In: Paleoceanography and Paleoclimatology. American Geophysical Union: Washington DC. ISSN 2572-4525; e-ISSN 2572-4525, meer
|Auteurs|| || Top |
- Lattaud, J., meer
- Lo, L.
- Huang, J.-J.
- Chou, Y.-M.
- Gorbarenko, S.A.
- Sinninghe Damsté, J.S, meer
- Schouten, S., meer
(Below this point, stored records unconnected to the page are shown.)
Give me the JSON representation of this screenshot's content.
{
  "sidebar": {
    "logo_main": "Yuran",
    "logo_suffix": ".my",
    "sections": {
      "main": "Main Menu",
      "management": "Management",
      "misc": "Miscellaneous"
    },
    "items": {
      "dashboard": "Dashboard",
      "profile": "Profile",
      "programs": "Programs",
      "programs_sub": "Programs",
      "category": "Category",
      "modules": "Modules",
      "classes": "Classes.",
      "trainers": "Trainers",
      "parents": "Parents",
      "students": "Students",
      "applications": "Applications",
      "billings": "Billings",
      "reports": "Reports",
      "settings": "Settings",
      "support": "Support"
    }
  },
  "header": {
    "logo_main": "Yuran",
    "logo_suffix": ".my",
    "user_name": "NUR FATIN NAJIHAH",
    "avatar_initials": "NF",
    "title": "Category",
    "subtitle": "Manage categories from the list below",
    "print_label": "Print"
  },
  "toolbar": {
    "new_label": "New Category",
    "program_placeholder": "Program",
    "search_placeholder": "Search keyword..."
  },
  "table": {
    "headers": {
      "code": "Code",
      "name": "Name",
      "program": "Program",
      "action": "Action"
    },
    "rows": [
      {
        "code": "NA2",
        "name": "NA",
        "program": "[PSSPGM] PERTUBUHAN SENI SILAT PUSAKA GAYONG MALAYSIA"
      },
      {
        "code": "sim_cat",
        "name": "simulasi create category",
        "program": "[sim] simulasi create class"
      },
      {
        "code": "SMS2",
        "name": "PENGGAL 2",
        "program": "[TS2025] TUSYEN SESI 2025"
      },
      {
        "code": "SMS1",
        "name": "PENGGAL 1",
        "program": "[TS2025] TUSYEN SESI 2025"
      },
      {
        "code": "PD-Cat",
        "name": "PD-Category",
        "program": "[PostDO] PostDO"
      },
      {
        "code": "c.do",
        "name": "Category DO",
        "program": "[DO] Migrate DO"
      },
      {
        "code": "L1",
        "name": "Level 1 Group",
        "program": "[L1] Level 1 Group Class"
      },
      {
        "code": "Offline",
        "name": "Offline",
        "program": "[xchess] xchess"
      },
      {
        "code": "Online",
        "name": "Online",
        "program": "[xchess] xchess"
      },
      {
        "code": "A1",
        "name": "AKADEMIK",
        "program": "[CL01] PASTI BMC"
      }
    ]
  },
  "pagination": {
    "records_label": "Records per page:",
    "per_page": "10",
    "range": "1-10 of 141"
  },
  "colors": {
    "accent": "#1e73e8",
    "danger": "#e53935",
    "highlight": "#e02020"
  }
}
The long‐chain diol index (LDI) is a new organic sea surface temperature (SST) proxy based on the distribution of long‐chain diols. It has been applied in several environments but not yet in subpolar regions. Here we tested the LDI on surface sediments and a sediment core from the Sea of Okhotsk, which is the southernmost seasonal sea ice‐covered region in the Northern Hemisphere, and compared it with other organic temperature proxies, that is, Uk'37 and TEXL86. In the surface sediments, the LDI is correlated with autumn SST, similar to the Uk'37 but different from the TEXL86 that correlates best with summer sea subsurface temperature. Remarkably, the obtained local LDI calibration was significantly different from the global core‐top calibration. We used the local LDI calibration to reconstruct past SST changes in the central Sea of Okhotsk. The LDI‐SST record shows low glacial (Marine Isotope Stage, MIS 2, 4, and 6) and high interglacial (MIS 1 and MIS 5) temperatures and follows the same pattern as the Uk'37‐SST and a previously published TEXL86 temperature record. Similar to the modern situation, the reconstructed temperatures during the interglacials likely reflect different seasons, that is, summer for the TEXL86 and autumn for Uk'37 and LDI. During glacials, the reconstructed temperatures of all three proxies are similar to each other, likely reflecting summer temperatures as this was the only season free of sea ice. Our results suggest that the LDI is a suitable proxy to reconstruct subpolar seawater temperatures.